Su Fang Ng receives National Endowment for the Humanities Summer Stipend
May 10, 2023
Name: Su Fang Ng
Department/School/Center: Department of English
Name of award/grant/ fellowship & dollar amount: NEH Summer Stipend, $6,000
Ng’s book, “Brokering with Caliban: A Literary History of Early Modern English Diplomacy in the East Indies,” is a scholarly discussion of diplomatic thinking in literary texts that examines European diplomatic relations with "non-European Others." The project considers the global circulation of Renaissance literature — via global trade networks, scholars, religious networks, and embassies — and its impact on global literary traditions.
It explores literary allusions to Bantam and the East Indies in plays from Shakespeare to Dryden, often regarding diplomatic issues that arose form negotiated engagements with East Indies polities. It explores the literary writing of Bantam, and how East India Company voyages manifested in literary allusions as early as Ben Johnson’s “The Alchemist” in 1610. It also examines how such events contributed to the construction of race and international relations, and shaped literary representations of language, race, religion, and difference.
Why is this award important to you, Virginia Tech, and to CLAHS?
"I’m honored to receive an NEH fellowship, in part because it recognizes the importance of the work of uncovering global interconnections in the early modern world. Personally, the fellowship represents an opportunity to focus on my research after the disruptions of the past few years. It allows me to extend my work on the global early modern period — an earlier book, 'Alexander the Great from Britain to Southeast Asia: Peripheral Empire in the Global Renaissance' won the Renaissance Society of America’s 2020 Gordan Prize for best book.
I have also tried to bring non-European voices into dialogue with European ones in my recently published 'Writing about Discovery in the Early Modern East Indies.' I hope this new project will bring new perspectives to familiar canonical authors such as Jonson and Shakespeare.
I think it is important for Virginia Tech to receive honors like this as we strive to become a comprehensive university as it becomes known for humanities as well as engineering programs.

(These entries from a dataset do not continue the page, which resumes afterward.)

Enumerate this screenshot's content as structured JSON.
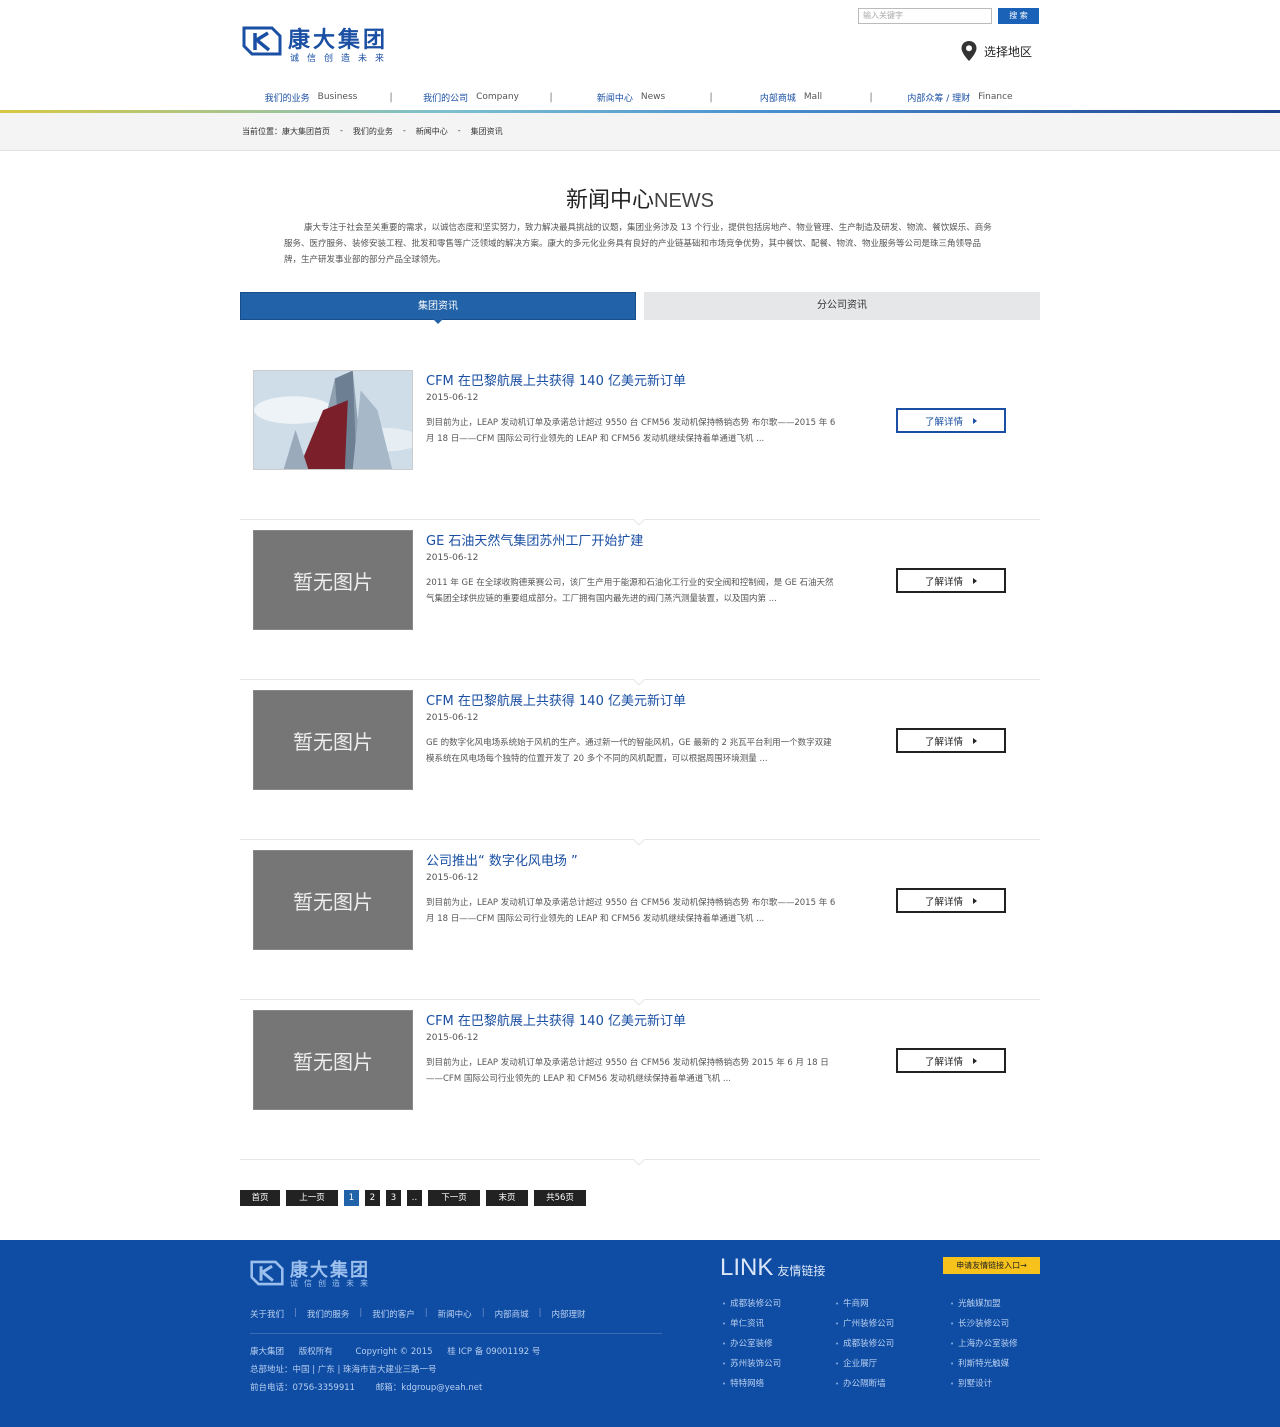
{
  "header": {
    "logo_name": "康大集团",
    "logo_slogan": "诚信创造未来",
    "search_placeholder": "输入关键字",
    "search_button": "搜 索",
    "region_label": "选择地区"
  },
  "nav": [
    {
      "cn": "我们的业务",
      "en": "Business"
    },
    {
      "cn": "我们的公司",
      "en": "Company"
    },
    {
      "cn": "新闻中心",
      "en": "News"
    },
    {
      "cn": "内部商城",
      "en": "Mall"
    },
    {
      "cn": "内部众筹 / 理财",
      "en": "Finance"
    }
  ],
  "nav_separator": "|",
  "breadcrumb": {
    "prefix": "当前位置：康大集团首页",
    "sep": "-",
    "items": [
      "我们的业务",
      "新闻中心",
      "集团资讯"
    ]
  },
  "section": {
    "title_cn": "新闻中心",
    "title_en": "NEWS",
    "intro": "康大专注于社会至关重要的需求，以诚信态度和坚实努力，致力解决最具挑战的议题，集团业务涉及 13 个行业，提供包括房地产、物业管理、生产制造及研发、物流、餐饮娱乐、商务服务、医疗服务、装修安装工程、批发和零售等广泛领域的解决方案。康大的多元化业务具有良好的产业链基础和市场竞争优势，其中餐饮、配餐、物流、物业服务等公司是珠三角领导品牌，生产研发事业部的部分产品全球领先。"
  },
  "tabs": {
    "active": "集团资讯",
    "other": "分公司资讯"
  },
  "news": [
    {
      "title": "CFM 在巴黎航展上共获得 140 亿美元新订单",
      "date": "2015-06-12",
      "desc": "到目前为止，LEAP 发动机订单及承诺总计超过 9550 台 CFM56 发动机保持畅销态势 布尔歌——2015 年 6 月 18 日——CFM 国际公司行业领先的 LEAP 和 CFM56 发动机继续保持着单通道飞机 ...",
      "button": "了解详情",
      "placeholder": ""
    },
    {
      "title": "GE 石油天然气集团苏州工厂开始扩建",
      "date": "2015-06-12",
      "desc": "2011 年 GE 在全球收购德莱赛公司，该厂生产用于能源和石油化工行业的安全阀和控制阀，是 GE 石油天然气集团全球供应链的重要组成部分。工厂拥有国内最先进的阀门蒸汽测量装置，以及国内第 ...",
      "button": "了解详情",
      "placeholder": "暂无图片"
    },
    {
      "title": "CFM 在巴黎航展上共获得 140 亿美元新订单",
      "date": "2015-06-12",
      "desc": "GE 的数字化风电场系统始于风机的生产。通过新一代的智能风机，GE 最新的 2 兆瓦平台利用一个数字双建模系统在风电场每个独特的位置开发了 20 多个不同的风机配置，可以根据周围环境测量 ...",
      "button": "了解详情",
      "placeholder": "暂无图片"
    },
    {
      "title": "公司推出“ 数字化风电场 ”",
      "date": "2015-06-12",
      "desc": "到目前为止，LEAP 发动机订单及承诺总计超过 9550 台 CFM56 发动机保持畅销态势 布尔歌——2015 年 6 月 18 日——CFM 国际公司行业领先的 LEAP 和 CFM56 发动机继续保持着单通道飞机 ...",
      "button": "了解详情",
      "placeholder": "暂无图片"
    },
    {
      "title": "CFM 在巴黎航展上共获得 140 亿美元新订单",
      "date": "2015-06-12",
      "desc": "到目前为止，LEAP 发动机订单及承诺总计超过 9550 台 CFM56 发动机保持畅销态势 2015 年 6 月 18 日——CFM 国际公司行业领先的 LEAP 和 CFM56 发动机继续保持着单通道飞机 ...",
      "button": "了解详情",
      "placeholder": "暂无图片"
    }
  ],
  "pager": {
    "first": "首页",
    "prev": "上一页",
    "pages": [
      "1",
      "2",
      "3"
    ],
    "current": "1",
    "ellipsis": "..",
    "next": "下一页",
    "last": "末页",
    "total": "共56页"
  },
  "footer": {
    "logo_name": "康大集团",
    "logo_slogan": "诚信创造未来",
    "links": [
      "关于我们",
      "我们的服务",
      "我们的客户",
      "新闻中心",
      "内部商城",
      "内部理财"
    ],
    "link_sep": "|",
    "copy_company": "康大集团",
    "copy_rights": "版权所有",
    "copyright": "Copyright © 2015",
    "icp": "桂 ICP 备 09001192 号",
    "address": "总部地址：中国 | 广东 | 珠海市吉大建业三路一号",
    "phone": "前台电话：0756-3359911",
    "email": "邮箱：kdgroup@yeah.net",
    "link_title_en": "LINK",
    "link_title_cn": "友情链接",
    "apply_button": "申请友情链接入口→",
    "friend_links": [
      [
        "成都装修公司",
        "单仁资讯",
        "办公室装修",
        "苏州装饰公司",
        "特特网络"
      ],
      [
        "牛商网",
        "广州装修公司",
        "成都装修公司",
        "企业展厅",
        "办公隔断墙"
      ],
      [
        "光触媒加盟",
        "长沙装修公司",
        "上海办公室装修",
        "利斯特光触媒",
        "别墅设计"
      ]
    ]
  },
  "colors": {
    "brand_blue": "#1a4fa3",
    "tab_blue": "#2162a8",
    "footer_blue": "#0f4ca3",
    "apply_yellow": "#f6c21b"
  }
}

Since Virginia Tech and the College of Liberal Arts and Human Sciences are involved in global initiatives celebrating work that goes beyond boundaries, this award recognizes the kind of work we value, crossing cultures, languages, and disciplines to shape a new, global view of our fields. "